Students who are members of the aforementioned military organizations are entitled to a leave of absence from their studies for the period of time they are engaged in authorized training or duty. They must be allowed to withdraw or be granted a grade in courses without penalty. Upon completion of military service, they have the right to be readmitted and reenrolled without having to reapply or pay additional application fees.

Federal Statutes & Rules

Uniformed Services Employment and Reemployment Rights Act (USERRA) - 38 U.S.C. §4301 et seq.
USERRA is the primary federal statute that protects the employment and reemployment rights of U.S. service members and veterans.

USERRA ensures that individuals who serve or have served in the Armed Forces, Reserve, National Guard, or other uniformed services are not disadvantaged in their civilian careers because of their service. It mandates that they should be promptly reemployed in their civilian jobs upon return from duty with the same seniority, status, and pay, as well as other rights and benefits determined by seniority. USERRA applies to all U.S. employers, both public and private, and includes protection against discrimination based on military service or obligation. The Act provides for reemployment rights for up to five years of military leave, with certain exceptions allowing for longer periods.
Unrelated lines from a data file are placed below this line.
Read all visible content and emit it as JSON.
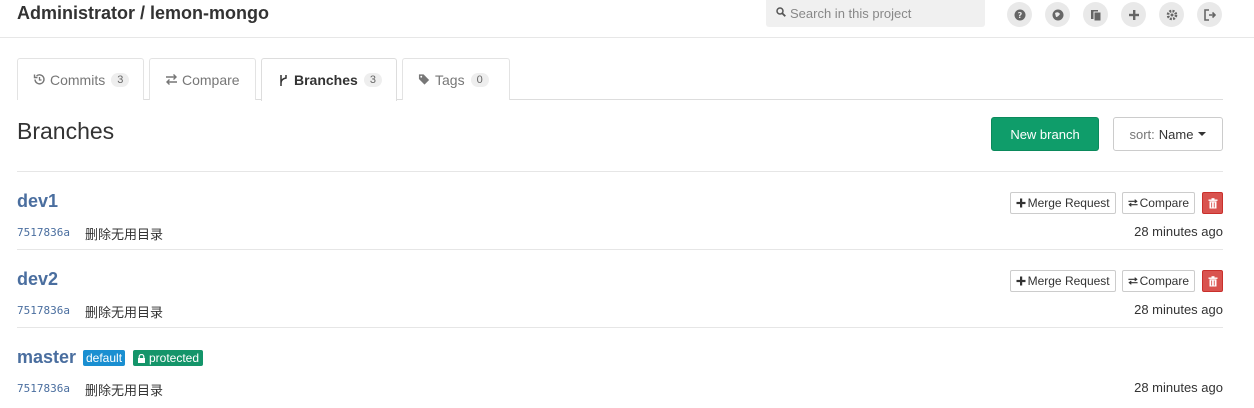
{
  "header": {
    "title": "Administrator / lemon-mongo",
    "search_placeholder": "Search in this project",
    "icons": [
      "help-icon",
      "globe-icon",
      "snippets-icon",
      "plus-icon",
      "gear-icon",
      "logout-icon"
    ]
  },
  "tabs": [
    {
      "label": "Commits",
      "count": "3",
      "icon": "history-icon"
    },
    {
      "label": "Compare",
      "icon": "exchange-icon"
    },
    {
      "label": "Branches",
      "count": "3",
      "icon": "branch-icon",
      "active": true
    },
    {
      "label": "Tags",
      "count": "0",
      "icon": "tag-icon"
    }
  ],
  "page": {
    "title": "Branches",
    "new_branch_label": "New branch",
    "sort_label": "sort:",
    "sort_value": "Name"
  },
  "branches": [
    {
      "name": "dev1",
      "sha": "7517836a",
      "message": "删除无用目录",
      "time": "28 minutes ago",
      "merge_label": "Merge Request",
      "compare_label": "Compare"
    },
    {
      "name": "dev2",
      "sha": "7517836a",
      "message": "删除无用目录",
      "time": "28 minutes ago",
      "merge_label": "Merge Request",
      "compare_label": "Compare"
    },
    {
      "name": "master",
      "sha": "7517836a",
      "message": "删除无用目录",
      "time": "28 minutes ago",
      "default_label": "default",
      "protected_label": "protected"
    }
  ],
  "colors": {
    "accent_green": "#0f9d6a",
    "link_blue": "#4a6e9f",
    "danger_red": "#d9534f",
    "default_label_blue": "#1a8fd1"
  }
}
It also requires employers to make reasonable accommodations for any service-connected disabilities. If a service member is unable to qualify for their previous position, they must be offered an alternative position that is the nearest approximation to the original position in terms of status and pay. USERRA also addresses health and pension benefits, ensuring coverage during certain periods of military service and clarifying the rights to pension plan benefits. The Act outlines specific time frames within which service members must return to work or apply for reemployment after military service, which varies depending on the length of military service. Additionally, USERRA obligates service members to provide their employers with advance notice of military service, with some exceptions.